Rather than “special” measures or the designation of “vulnerable” groups, once it is acknowledged and understood how existing social prejudices and assumptions may be embedded into reputation assessments and how inferences drawn from reputation may result in discriminatory actions, it should be abundantly clear that equity values must be built in to any effective regulation of reputation.
5. Who are the key players and what are their roles and responsibilities?
The main part of this submission examines and rejects the neoliberal approach that is currently applied to these issues, and finds its focus on individual responsibility to be inadequate and inappropriate. This is the final chapter of my dissertation, where I set out the process of “responsibilization”, and examine the shift from a society under government control to one where risk management and self-protection have become increasingly the province of the individual, at least in public perception.

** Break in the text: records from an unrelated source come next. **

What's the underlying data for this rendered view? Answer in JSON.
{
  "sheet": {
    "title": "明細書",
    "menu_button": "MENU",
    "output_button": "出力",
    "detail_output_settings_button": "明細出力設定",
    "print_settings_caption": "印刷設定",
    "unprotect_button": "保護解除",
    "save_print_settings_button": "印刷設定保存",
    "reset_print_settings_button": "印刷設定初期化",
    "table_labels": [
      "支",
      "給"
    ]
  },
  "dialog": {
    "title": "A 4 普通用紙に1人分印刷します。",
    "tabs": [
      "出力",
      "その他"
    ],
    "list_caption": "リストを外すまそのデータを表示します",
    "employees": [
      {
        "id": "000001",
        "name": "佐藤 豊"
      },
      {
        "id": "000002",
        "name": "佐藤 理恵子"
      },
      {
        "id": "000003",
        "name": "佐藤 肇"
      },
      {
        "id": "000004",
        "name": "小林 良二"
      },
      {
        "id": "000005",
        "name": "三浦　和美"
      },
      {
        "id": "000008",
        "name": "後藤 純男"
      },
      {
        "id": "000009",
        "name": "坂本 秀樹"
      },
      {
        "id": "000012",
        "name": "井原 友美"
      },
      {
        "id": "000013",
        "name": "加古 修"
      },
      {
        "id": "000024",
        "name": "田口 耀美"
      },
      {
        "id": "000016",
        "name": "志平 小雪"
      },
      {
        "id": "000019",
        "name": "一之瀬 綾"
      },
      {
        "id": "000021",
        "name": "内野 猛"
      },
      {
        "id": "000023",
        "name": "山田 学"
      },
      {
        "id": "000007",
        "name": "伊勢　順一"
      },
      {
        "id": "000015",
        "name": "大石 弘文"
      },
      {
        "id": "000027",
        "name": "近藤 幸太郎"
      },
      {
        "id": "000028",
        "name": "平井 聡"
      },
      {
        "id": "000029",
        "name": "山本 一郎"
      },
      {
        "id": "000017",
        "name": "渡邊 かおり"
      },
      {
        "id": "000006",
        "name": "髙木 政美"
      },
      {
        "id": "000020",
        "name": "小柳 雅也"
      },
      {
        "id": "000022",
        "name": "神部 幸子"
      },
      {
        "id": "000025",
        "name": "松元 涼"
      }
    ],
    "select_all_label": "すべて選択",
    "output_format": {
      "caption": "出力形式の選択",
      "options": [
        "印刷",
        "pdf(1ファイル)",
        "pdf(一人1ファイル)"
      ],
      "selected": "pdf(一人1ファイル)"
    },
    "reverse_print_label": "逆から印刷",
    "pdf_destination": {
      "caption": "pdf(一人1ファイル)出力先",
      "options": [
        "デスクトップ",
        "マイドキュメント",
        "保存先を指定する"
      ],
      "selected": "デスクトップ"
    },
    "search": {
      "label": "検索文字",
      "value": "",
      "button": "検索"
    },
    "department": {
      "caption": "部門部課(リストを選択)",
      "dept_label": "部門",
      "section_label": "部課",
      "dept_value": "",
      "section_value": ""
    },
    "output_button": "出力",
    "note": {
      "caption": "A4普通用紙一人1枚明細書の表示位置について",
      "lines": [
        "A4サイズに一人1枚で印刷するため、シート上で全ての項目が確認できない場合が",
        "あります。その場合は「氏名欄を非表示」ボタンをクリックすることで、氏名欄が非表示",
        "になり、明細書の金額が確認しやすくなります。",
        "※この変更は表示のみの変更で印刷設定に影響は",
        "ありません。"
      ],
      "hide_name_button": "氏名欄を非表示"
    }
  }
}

While examining the process of responsibilization and the attendant expectation that the individual manage her own reputation, various approaches are re-viewed, from individual education through to commercial organizations that promise (for a fee) to “protect” and “correct” one’s reputation. Responsibilization is, ultimately, a process where government avoids or offloads the obligation to protect citizens by making self-protection a moral obligation. Applying this idea to reputation showed that existing facets of reputation discussion and regulation ultimately act to reinforce and normalize individual responsibility for risk management.
Responsibilization must be disrupted. True transformation cannot require particular behaviours or attitudes as a precursor to protection. Individuals must be able to share information and to select and perform identities informed by the context(s) in which they find themselves without fear of irrelevant information and inferences drawn from it as well as from mainstream myths and assumptions being used against them.
The examination here shows directed governance that privileges business interests and data protection and demonizes those who step outside the expected parameters. That cannot be an appropriate or sufficient way to regulate reputation.
Having fully explored how reputation is constructed and functions; how such information is being used and the effects that may result from such use; current regulation in law; and existing governance approaches, it is clear that something new is needed. A new thinking about reputation that takes into account all of its complexities and one that situates responsibility where it belongs in order to best regulate the area. After all, we are all “stupid users” unless and until we can reshape the process that constructs us as such. Any attempt to protect reputational privacy must begin with an understanding of the way(s) in which our investments and assumptions socially, politically and economically are implicated. As long as the focus remains on demonizing the “stupid user” as undeserving of protection – indeed as somehow “asking for” any negative effects s/he suffers – the underlying systems that permit those negative effects not only remain in place but, at least arguably, are actively fortified as individuals are required to conform to those systemic needs, demands and expectations.
In order to regulate reputation effectively, addressing all the attendant issues and implications, a full understanding of context is necessary – not just online context, and not just individual experience.